In her four years at Merrimack, Regan has done “everything under the sun,” she says. She is an active member of the Women’s Rowing Team, serving as their captain since 2019 and earning team MVP (Most Valuable Player) since 2018. She has been a summer orientation leader and has taught and mentored fellow classmates for the First Year Experience (FYE) program, which helps matriculating first-year students explore the college community and build friendships.
As a member of the Austin Scholars Living-Learning Community, Regan has a deep commitment to service and has logged countless hours at Merrimack and in local and international communities. Regan is now the president of Austin Scholars and has been instrumental in the program’s growth.
“People will joke that you join Austin Scholars for the great housing options,” Regan says. “But you stay because it’s such a great community. The community service aspect of it was huge for me. Even in high school, when we had to do 100 hours of community service, I did 1,000. It’s just part of who I am.”

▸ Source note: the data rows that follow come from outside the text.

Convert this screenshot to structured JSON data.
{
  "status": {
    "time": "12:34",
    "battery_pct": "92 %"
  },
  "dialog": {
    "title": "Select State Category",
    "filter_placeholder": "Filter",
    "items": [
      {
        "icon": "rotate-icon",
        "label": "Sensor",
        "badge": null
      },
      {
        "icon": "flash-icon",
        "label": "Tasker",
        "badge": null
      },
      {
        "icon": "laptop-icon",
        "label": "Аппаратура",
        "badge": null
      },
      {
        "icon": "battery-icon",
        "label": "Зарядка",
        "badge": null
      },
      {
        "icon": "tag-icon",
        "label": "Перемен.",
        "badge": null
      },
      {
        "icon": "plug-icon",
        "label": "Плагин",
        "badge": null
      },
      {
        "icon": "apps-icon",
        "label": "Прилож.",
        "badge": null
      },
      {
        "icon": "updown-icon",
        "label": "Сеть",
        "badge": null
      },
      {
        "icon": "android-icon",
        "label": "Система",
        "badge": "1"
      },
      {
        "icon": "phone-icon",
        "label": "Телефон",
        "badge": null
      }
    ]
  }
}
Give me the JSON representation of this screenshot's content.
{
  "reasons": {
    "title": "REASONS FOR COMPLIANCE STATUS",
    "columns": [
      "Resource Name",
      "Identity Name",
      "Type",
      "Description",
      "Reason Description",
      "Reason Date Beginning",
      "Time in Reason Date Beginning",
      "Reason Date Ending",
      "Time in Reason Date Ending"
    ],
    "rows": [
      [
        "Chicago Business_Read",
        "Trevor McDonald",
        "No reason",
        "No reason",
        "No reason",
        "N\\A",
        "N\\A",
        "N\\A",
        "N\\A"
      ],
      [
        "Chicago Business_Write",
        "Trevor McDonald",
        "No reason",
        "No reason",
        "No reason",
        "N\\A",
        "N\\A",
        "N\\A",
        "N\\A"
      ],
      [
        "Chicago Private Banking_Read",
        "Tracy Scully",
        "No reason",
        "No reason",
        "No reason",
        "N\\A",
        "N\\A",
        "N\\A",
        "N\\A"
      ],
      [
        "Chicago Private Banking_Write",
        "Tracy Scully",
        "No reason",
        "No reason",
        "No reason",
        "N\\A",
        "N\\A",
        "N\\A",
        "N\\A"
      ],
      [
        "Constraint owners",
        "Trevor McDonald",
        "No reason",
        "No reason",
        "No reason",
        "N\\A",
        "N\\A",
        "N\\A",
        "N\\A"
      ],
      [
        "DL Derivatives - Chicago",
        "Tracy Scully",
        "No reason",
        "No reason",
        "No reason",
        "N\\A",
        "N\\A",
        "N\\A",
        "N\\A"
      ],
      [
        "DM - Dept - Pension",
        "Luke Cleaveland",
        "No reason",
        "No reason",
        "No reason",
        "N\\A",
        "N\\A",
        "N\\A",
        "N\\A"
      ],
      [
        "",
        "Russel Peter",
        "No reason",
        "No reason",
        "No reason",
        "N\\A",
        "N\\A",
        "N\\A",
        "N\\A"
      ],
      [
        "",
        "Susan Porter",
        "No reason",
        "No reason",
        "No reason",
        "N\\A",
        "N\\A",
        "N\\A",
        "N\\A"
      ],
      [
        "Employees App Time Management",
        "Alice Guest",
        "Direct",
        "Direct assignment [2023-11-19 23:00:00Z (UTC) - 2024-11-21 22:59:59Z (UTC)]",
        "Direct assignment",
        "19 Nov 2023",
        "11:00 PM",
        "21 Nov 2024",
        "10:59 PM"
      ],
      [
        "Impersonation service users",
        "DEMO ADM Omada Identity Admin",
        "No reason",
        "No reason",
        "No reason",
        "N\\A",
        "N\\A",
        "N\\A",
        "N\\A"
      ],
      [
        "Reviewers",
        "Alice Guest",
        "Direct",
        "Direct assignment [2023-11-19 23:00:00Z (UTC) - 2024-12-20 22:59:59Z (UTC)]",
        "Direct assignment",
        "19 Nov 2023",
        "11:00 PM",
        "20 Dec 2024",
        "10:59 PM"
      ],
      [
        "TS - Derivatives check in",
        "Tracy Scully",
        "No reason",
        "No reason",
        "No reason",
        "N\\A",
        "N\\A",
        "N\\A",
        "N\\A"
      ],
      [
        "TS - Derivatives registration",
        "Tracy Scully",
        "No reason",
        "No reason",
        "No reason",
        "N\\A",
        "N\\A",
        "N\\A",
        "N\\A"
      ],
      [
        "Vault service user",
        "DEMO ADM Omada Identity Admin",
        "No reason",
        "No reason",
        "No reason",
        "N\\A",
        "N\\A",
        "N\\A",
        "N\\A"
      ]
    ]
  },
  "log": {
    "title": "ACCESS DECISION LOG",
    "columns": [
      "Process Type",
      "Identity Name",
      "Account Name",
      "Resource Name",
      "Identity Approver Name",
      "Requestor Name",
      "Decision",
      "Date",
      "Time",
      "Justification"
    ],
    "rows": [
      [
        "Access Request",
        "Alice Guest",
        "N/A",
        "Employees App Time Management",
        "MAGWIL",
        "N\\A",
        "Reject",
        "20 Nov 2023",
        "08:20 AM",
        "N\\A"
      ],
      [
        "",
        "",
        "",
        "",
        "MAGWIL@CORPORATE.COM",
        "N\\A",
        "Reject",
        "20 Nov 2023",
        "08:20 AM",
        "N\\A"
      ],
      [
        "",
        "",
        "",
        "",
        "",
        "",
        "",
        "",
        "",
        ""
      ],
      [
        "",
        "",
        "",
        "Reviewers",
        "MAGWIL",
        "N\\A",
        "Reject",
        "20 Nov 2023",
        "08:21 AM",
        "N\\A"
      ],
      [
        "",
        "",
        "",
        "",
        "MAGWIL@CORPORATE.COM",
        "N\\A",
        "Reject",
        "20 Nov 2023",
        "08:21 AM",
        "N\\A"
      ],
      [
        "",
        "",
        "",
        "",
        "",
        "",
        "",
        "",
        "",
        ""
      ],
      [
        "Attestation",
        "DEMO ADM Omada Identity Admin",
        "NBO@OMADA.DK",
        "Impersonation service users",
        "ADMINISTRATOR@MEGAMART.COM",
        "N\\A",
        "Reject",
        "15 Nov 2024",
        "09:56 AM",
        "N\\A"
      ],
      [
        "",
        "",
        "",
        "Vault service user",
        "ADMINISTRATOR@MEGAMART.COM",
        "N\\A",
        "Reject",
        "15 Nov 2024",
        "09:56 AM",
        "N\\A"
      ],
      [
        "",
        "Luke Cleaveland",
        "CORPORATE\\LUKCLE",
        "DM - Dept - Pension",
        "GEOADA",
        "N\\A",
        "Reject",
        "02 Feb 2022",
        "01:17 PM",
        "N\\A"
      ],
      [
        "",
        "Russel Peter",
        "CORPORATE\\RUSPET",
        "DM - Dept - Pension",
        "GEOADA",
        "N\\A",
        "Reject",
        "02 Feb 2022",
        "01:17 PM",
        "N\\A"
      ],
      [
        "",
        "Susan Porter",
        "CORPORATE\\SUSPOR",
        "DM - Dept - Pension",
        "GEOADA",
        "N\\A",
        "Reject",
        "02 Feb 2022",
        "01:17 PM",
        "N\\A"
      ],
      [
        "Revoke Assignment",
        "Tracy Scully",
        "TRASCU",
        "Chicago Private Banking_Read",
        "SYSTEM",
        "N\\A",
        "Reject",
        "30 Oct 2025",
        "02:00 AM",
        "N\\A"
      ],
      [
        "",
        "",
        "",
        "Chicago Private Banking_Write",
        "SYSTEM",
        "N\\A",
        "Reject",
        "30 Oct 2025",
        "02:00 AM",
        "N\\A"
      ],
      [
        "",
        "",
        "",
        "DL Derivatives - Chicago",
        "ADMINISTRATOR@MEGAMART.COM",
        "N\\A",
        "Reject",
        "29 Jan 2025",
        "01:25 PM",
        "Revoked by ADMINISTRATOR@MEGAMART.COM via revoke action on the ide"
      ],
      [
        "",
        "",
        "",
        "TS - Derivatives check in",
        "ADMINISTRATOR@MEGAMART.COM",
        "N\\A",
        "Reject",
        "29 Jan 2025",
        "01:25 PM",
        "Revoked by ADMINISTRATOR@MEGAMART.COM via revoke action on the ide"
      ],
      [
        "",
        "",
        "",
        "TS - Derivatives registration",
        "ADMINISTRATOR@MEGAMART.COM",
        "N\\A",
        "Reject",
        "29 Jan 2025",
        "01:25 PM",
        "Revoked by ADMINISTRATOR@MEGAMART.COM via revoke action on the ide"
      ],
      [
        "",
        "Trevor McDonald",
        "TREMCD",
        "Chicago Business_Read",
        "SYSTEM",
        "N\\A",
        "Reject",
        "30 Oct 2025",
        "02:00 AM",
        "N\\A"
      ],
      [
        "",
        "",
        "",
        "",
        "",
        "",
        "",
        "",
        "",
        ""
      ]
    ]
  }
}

In her role as president and as a “frequent flyer” on Merrimack’s alternative spring break SEND trips, Regan has followed her love of service across the country and around the globe. In fall 2019, Regan traveled with a small cohort of fellow students and professors to Tunisia, representing Merrimack at an international conference on St. Augustine called “Journées augustiniennes de Carthage.” While there, students engaged with fellow leaders and scholars on a wide range of global challenges such as climate change, humanitarian aid and how communities of varying faiths and backgrounds can work together.
All travels aside, Regan’s work right here in the Merrimack Valley as an intern at Lawrence Catholic Academy and other local school districts has had a remarkable impact not only on the communities she works with but also on Regan herself.
“The people I’ve met and the stories I’ve heard throughout these four years at Merrimack will stay with me forever,” Regan says. “Hearing the stories from the students in Lawrence about their struggles and their joys has been really impactful.”
While Regan’s senior year was far from what she had imagined, she says her resilience and determination helped carry her through the trials of the pandemic. Her commitment to her peers and the community at large has helped others through it as well.
“Being a part of Merrimack is something really, really special,” she says. “Even in chaotic times, we do things together. Everything we’ve been through has shaped me into who I am and helped me understand who I want to be. I’ll take that little bit of Merrimack spirit with me well after I graduate.”